WHAT NEEDS TO BE DONE – Nothing but the pictures should be dropped; repeat the rest of the data below exactly.

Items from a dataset
=-=-=
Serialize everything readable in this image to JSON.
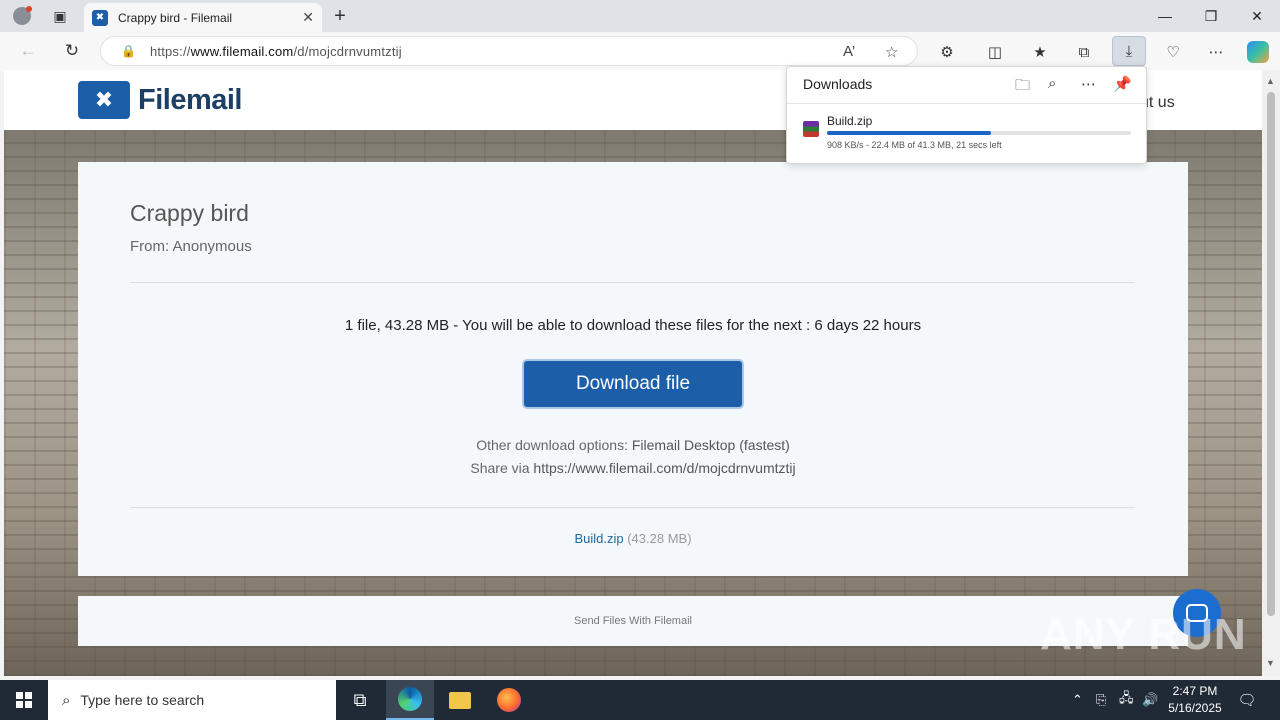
{
  "browser": {
    "tab_title": "Crappy bird - Filemail",
    "url_prefix": "https://",
    "url_host": "www.filemail.com",
    "url_path": "/d/mojcdrnvumtztij",
    "new_tab_glyph": "+",
    "accent": "#1c5fa8"
  },
  "site": {
    "logo_text": "Filemail",
    "nav_about": "ut us"
  },
  "card": {
    "title": "Crappy bird",
    "from": "From: Anonymous",
    "summary": "1 file, 43.28 MB - You will be able to download these files for the next : 6 days 22 hours",
    "download_button": "Download file",
    "other_options_prefix": "Other download options: ",
    "other_options_link": "Filemail Desktop (fastest)",
    "share_prefix": "Share via ",
    "share_url": "https://www.filemail.com/d/mojcdrnvumtztij",
    "file_name": "Build.zip",
    "file_size": "(43.28 MB)"
  },
  "footer": {
    "text": "Send Files With Filemail"
  },
  "watermark": "ANY RUN",
  "downloads_panel": {
    "title": "Downloads",
    "item_name": "Build.zip",
    "status": "908 KB/s - 22.4 MB of 41.3 MB, 21 secs left",
    "progress_fraction": 0.54
  },
  "taskbar": {
    "search_placeholder": "Type here to search",
    "time": "2:47 PM",
    "date": "5/16/2025"
  }
}
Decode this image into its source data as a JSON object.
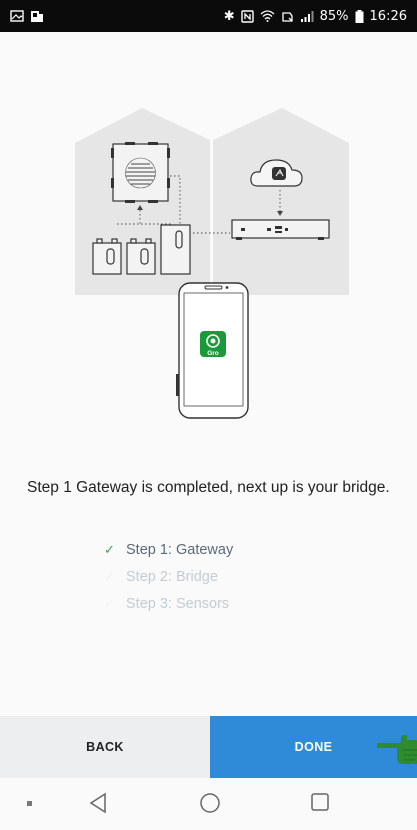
{
  "status_bar": {
    "battery": "85%",
    "time": "16:26"
  },
  "illustration": {
    "app_label": "Gro",
    "accent_green": "#1b9a3c"
  },
  "message": "Step 1 Gateway is completed, next up is your bridge.",
  "steps": [
    {
      "label": "Step 1: Gateway",
      "status": "completed"
    },
    {
      "label": "Step 2: Bridge",
      "status": "pending"
    },
    {
      "label": "Step 3: Sensors",
      "status": "pending"
    }
  ],
  "buttons": {
    "back": "BACK",
    "done": "DONE"
  },
  "colors": {
    "primary": "#2f8ad8",
    "check": "#3ea34a"
  },
  "nav_icons": [
    "recent-dot-icon",
    "back-triangle-icon",
    "home-circle-icon",
    "overview-square-icon"
  ]
}
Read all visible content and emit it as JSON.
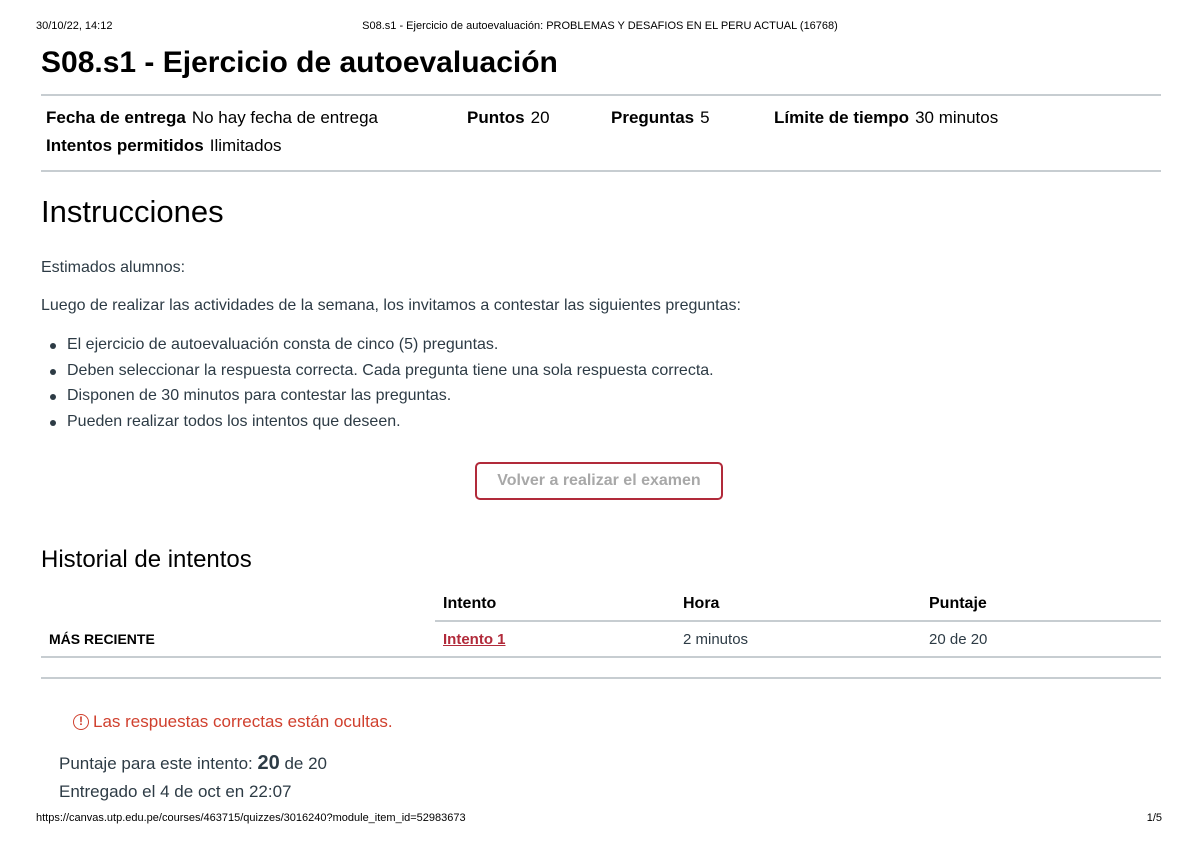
{
  "print": {
    "datetime": "30/10/22, 14:12",
    "doc_title": "S08.s1 - Ejercicio de autoevaluación: PROBLEMAS Y DESAFIOS EN EL PERU ACTUAL (16768)",
    "url": "https://canvas.utp.edu.pe/courses/463715/quizzes/3016240?module_item_id=52983673",
    "pages": "1/5"
  },
  "quiz": {
    "title": "S08.s1 - Ejercicio de autoevaluación",
    "details": {
      "due_label": "Fecha de entrega",
      "due_value": "No hay fecha de entrega",
      "points_label": "Puntos",
      "points_value": "20",
      "questions_label": "Preguntas",
      "questions_value": "5",
      "time_label": "Límite de tiempo",
      "time_value": "30 minutos",
      "attempts_label": "Intentos permitidos",
      "attempts_value": "Ilimitados"
    }
  },
  "instructions": {
    "heading": "Instrucciones",
    "greeting": "Estimados alumnos:",
    "intro": "Luego de realizar las actividades de la semana, los invitamos a contestar las siguientes preguntas:",
    "bullets": [
      "El ejercicio de autoevaluación consta de cinco (5) preguntas.",
      "Deben seleccionar la respuesta correcta. Cada pregunta tiene una sola respuesta correcta.",
      "Disponen de 30 minutos para contestar las preguntas.",
      "Pueden realizar todos los intentos que deseen."
    ]
  },
  "retake_button": "Volver a realizar el examen",
  "history": {
    "heading": "Historial de intentos",
    "columns": [
      "",
      "Intento",
      "Hora",
      "Puntaje"
    ],
    "rows": [
      {
        "label": "MÁS RECIENTE",
        "attempt": "Intento 1",
        "time": "2 minutos",
        "score": "20 de 20"
      }
    ]
  },
  "result": {
    "warning": "Las respuestas correctas están ocultas.",
    "warning_icon": "exclamation-circle-icon",
    "score_prefix": "Puntaje para este intento:",
    "score_value": "20",
    "score_suffix": "de 20",
    "submitted": "Entregado el 4 de oct en 22:07"
  },
  "colors": {
    "accent": "#b12a3a",
    "warning": "#d0402e",
    "rule": "#c7cdd1"
  }
}
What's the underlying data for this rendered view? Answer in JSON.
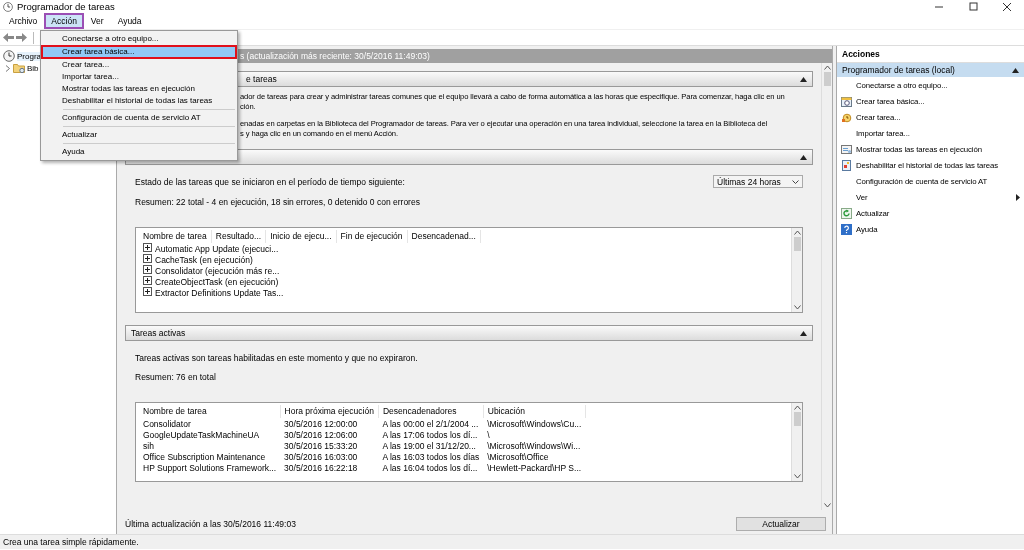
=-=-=
FINAL ANSWER –
Serialize everything readable in this image to JSON.
{
  "browser": {
    "tab_title": "Crappy bird - Filemail",
    "url_prefix": "https://",
    "url_host": "www.filemail.com",
    "url_path": "/d/mojcdrnvumtztij",
    "new_tab_glyph": "+",
    "accent": "#1c5fa8"
  },
  "site": {
    "logo_text": "Filemail",
    "nav_about": "ut us"
  },
  "card": {
    "title": "Crappy bird",
    "from": "From: Anonymous",
    "summary": "1 file, 43.28 MB - You will be able to download these files for the next : 6 days 22 hours",
    "download_button": "Download file",
    "other_options_prefix": "Other download options: ",
    "other_options_link": "Filemail Desktop (fastest)",
    "share_prefix": "Share via ",
    "share_url": "https://www.filemail.com/d/mojcdrnvumtztij",
    "file_name": "Build.zip",
    "file_size": "(43.28 MB)"
  },
  "footer": {
    "text": "Send Files With Filemail"
  },
  "watermark": "ANY RUN",
  "downloads_panel": {
    "title": "Downloads",
    "item_name": "Build.zip",
    "status": "908 KB/s - 22.4 MB of 41.3 MB, 21 secs left",
    "progress_fraction": 0.54
  },
  "taskbar": {
    "search_placeholder": "Type here to search",
    "time": "2:47 PM",
    "date": "5/16/2025"
  }
}
Decode this image into its source data as a JSON object.
{
  "status_bar": {
    "battery": "85%",
    "time": "16:26"
  },
  "illustration": {
    "app_label": "Gro",
    "accent_green": "#1b9a3c"
  },
  "message": "Step 1 Gateway is completed, next up is your bridge.",
  "steps": [
    {
      "label": "Step 1: Gateway",
      "status": "completed"
    },
    {
      "label": "Step 2: Bridge",
      "status": "pending"
    },
    {
      "label": "Step 3: Sensors",
      "status": "pending"
    }
  ],
  "buttons": {
    "back": "BACK",
    "done": "DONE"
  },
  "colors": {
    "primary": "#2f8ad8",
    "check": "#3ea34a"
  },
  "nav_icons": [
    "recent-dot-icon",
    "back-triangle-icon",
    "home-circle-icon",
    "overview-square-icon"
  ]
}
Read all visible content and emit it as JSON.
{
  "print": {
    "datetime": "30/10/22, 14:12",
    "doc_title": "S08.s1 - Ejercicio de autoevaluación: PROBLEMAS Y DESAFIOS EN EL PERU ACTUAL (16768)",
    "url": "https://canvas.utp.edu.pe/courses/463715/quizzes/3016240?module_item_id=52983673",
    "pages": "1/5"
  },
  "quiz": {
    "title": "S08.s1 - Ejercicio de autoevaluación",
    "details": {
      "due_label": "Fecha de entrega",
      "due_value": "No hay fecha de entrega",
      "points_label": "Puntos",
      "points_value": "20",
      "questions_label": "Preguntas",
      "questions_value": "5",
      "time_label": "Límite de tiempo",
      "time_value": "30 minutos",
      "attempts_label": "Intentos permitidos",
      "attempts_value": "Ilimitados"
    }
  },
  "instructions": {
    "heading": "Instrucciones",
    "greeting": "Estimados alumnos:",
    "intro": "Luego de realizar las actividades de la semana, los invitamos a contestar las siguientes preguntas:",
    "bullets": [
      "El ejercicio de autoevaluación consta de cinco (5) preguntas.",
      "Deben seleccionar la respuesta correcta. Cada pregunta tiene una sola respuesta correcta.",
      "Disponen de 30 minutos para contestar las preguntas.",
      "Pueden realizar todos los intentos que deseen."
    ]
  },
  "retake_button": "Volver a realizar el examen",
  "history": {
    "heading": "Historial de intentos",
    "columns": [
      "",
      "Intento",
      "Hora",
      "Puntaje"
    ],
    "rows": [
      {
        "label": "MÁS RECIENTE",
        "attempt": "Intento 1",
        "time": "2 minutos",
        "score": "20 de 20"
      }
    ]
  },
  "result": {
    "warning": "Las respuestas correctas están ocultas.",
    "warning_icon": "exclamation-circle-icon",
    "score_prefix": "Puntaje para este intento:",
    "score_value": "20",
    "score_suffix": "de 20",
    "submitted": "Entregado el 4 de oct en 22:07"
  },
  "colors": {
    "accent": "#b12a3a",
    "warning": "#d0402e",
    "rule": "#c7cdd1"
  }
}
What's the underlying data for this rendered view? Answer in JSON.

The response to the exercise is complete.